“Can you try it in jazz?” my daughter pleads with her brother in the backseat.
My son instantly breaks into a smoky rendition of Old MacDonald Had a Farm—smooth mellow tones, complete with a well placed improv line from Louis Armstrong’s Wonderful World tossed in after the ducks belt out some bluesy quack riffs.
“Here a (bluesy quack), there a (even bluesier quack)…and I think to myself, what a wonderful world…”
My son’s ability to make noise is rivaled only by his quick wit. He can turn out creative renditions of well known songs on a dime. We first discovered his gift when he was about three and began singing “Row, Row, Row Your Boat” like a choir of toothbrushes. Imagine a lot of swishing where the rowing bits happen. We badgered him relentlessly, asking him to entertain us with renditions of the tune from all sorts of choirs. I don’t remember how many he did, but I do remember that he nailed each one without even pausing.
Last night on the way back to Yellowstone after dinner at the Internet pizza café, we entertained ourselves by challenging Brandon to sing renditions of Old MacDonald to music genres we randomly selected from XM radio. He nailed dance, rap and metal Old MacDonald, but fumbled with Gospel.
Meanwhile, much of our daughter’s time has been invested as the trip secretary. She logs miles, expenses, creature sightings—and all our conversations.
When controversy breaks out, she quietly flips to a page in her log book and begins reading transcripts from earlier conversations about the disputed issue. It’s been long assumed that family life would run more smoothly if we could secure the services of a court stenographer who was perhaps interested in moonlighting with some residential work. Judging from the current situation, it appears everyone would just become very careful about what they say. Maybe that isn’t such a bad thing.

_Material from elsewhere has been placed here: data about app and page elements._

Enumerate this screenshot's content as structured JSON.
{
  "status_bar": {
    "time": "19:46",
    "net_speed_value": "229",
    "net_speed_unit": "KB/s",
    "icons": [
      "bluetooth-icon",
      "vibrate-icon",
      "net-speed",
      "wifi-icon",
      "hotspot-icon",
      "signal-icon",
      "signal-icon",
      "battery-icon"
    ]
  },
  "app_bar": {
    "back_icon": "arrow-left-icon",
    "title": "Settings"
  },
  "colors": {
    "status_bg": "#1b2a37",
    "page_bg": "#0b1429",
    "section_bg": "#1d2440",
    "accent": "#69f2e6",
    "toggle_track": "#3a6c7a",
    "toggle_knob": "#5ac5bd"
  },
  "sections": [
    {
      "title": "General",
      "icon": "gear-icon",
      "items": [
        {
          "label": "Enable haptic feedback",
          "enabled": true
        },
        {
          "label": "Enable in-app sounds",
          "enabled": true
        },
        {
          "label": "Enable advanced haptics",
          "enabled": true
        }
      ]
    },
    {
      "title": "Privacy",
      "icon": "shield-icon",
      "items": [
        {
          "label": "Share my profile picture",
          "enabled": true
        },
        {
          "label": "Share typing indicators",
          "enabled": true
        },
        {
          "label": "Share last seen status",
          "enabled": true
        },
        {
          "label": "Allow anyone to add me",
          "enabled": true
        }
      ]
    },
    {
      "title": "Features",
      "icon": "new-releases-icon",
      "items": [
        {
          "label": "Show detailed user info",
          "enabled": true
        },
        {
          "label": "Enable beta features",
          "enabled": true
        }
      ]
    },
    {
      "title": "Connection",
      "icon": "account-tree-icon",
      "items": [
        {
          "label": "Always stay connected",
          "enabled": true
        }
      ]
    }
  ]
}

Any time anyone says more than two consecutive words she missed, she frantically calls what was that? or she just simply repeats some preposterous version of what we said so we’ll be forced to repeat ourselves.
Although she’s been pretty observant on the trip, it’s come to light that there’s plenty both she and her brother missed along the way in life. On the way to the stable yesterday, it came to light that my son never knew I had horses as a kid. During the course of that story, we found out that the kids never knew their great grandmother ever lived anywhere other than the house she lives in now. Soon distant relatives were introduced, historical facts were unearthed and history was preserved.
I hope someday they will remember to tell their kids about the big trip of ’07 when they sang Old MacDonald for two hours. But thankfully, if they forget anything it’s all on record.